By GARDY CHACHA
A disease that makes use of darkness as real medicine
This condition mostly affects the eyes and areas of skin exposed to the sun.
The signs of xeroderma pigmentosum usually appear in infancy or early childhood.
Many affected children develop severe sunburn after spending just a few minutes in the sun. The sunburn causes redness and blistering that can last for weeks.
By the age of two, almost all children with xeroderma pigmentosum develop freckling of the skin even if they were to be kept in darkness, which is the only sure way of avoiding its effects.
Exposed areas (such as the face, arms and lips) usually develop leopard-like marks when a baby is still small because it’s difficult to avoid light.
In affected individuals, exposure to sunlight often causes dry skin (xeroderma) and changes in skin colouring (pigmentation). This combination of features gives the condition its name ¬— xeroderma pigmentosum.

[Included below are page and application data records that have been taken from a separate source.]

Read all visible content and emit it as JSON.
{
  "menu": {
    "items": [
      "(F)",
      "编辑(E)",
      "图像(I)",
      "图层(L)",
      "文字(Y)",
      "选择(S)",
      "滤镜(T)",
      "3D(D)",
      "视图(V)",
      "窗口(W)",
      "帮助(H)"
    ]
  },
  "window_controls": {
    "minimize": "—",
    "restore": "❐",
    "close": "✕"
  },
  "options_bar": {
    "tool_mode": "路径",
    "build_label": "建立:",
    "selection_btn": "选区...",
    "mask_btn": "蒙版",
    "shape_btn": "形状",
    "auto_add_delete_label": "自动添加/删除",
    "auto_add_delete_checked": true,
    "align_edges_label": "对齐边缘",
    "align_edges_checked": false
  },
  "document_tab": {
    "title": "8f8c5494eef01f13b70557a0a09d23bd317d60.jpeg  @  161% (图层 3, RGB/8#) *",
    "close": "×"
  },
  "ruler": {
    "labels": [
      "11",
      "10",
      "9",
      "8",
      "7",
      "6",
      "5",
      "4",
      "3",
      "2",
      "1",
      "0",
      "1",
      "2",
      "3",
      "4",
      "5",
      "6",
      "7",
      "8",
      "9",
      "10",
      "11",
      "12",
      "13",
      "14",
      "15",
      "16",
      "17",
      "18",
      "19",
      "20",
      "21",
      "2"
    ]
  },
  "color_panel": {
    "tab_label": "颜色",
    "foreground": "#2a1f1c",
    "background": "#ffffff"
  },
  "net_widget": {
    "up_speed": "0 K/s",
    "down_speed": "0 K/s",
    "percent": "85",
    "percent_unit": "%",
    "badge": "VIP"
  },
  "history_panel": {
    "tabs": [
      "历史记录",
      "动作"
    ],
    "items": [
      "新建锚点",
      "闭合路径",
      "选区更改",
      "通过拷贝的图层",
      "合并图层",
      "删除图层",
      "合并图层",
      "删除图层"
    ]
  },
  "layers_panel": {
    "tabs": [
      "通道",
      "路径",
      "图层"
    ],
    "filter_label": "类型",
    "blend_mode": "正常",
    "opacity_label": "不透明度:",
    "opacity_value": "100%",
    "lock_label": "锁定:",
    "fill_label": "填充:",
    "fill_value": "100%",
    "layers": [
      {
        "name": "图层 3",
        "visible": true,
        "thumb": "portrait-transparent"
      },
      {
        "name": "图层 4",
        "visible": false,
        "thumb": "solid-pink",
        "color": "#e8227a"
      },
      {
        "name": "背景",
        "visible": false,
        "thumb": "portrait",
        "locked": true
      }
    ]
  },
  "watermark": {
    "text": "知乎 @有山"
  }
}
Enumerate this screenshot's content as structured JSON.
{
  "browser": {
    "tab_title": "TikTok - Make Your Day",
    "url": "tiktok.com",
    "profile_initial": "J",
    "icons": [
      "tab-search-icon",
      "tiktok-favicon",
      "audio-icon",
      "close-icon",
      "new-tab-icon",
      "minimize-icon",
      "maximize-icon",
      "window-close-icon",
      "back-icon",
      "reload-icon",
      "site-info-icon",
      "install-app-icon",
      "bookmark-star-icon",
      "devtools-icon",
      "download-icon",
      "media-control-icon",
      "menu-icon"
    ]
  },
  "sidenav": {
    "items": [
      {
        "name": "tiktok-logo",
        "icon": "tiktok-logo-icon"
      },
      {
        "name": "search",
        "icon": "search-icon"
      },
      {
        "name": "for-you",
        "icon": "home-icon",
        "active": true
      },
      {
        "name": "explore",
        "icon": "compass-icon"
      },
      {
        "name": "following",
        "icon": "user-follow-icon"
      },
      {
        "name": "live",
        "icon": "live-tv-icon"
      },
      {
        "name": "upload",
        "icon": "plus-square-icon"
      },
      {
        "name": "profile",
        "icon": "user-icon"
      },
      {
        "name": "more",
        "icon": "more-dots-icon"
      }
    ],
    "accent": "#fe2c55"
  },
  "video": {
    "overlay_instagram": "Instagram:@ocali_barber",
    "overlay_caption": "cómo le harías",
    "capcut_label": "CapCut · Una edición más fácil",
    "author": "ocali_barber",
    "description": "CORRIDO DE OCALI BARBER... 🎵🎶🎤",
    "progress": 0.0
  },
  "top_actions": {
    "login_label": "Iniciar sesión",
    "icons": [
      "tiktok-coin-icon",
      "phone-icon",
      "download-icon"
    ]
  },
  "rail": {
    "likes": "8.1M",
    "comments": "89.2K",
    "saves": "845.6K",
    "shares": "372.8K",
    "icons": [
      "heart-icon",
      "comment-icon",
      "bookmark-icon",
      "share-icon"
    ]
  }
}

People with xeroderma pigmentosum have a greatly increased risk of developing skin cancer. Without sun protection, about half of children with this condition develop their first skin cancer by the age of ten.
Most people with xeroderma pigmentosum develop multiple skin cancers during their lifetime.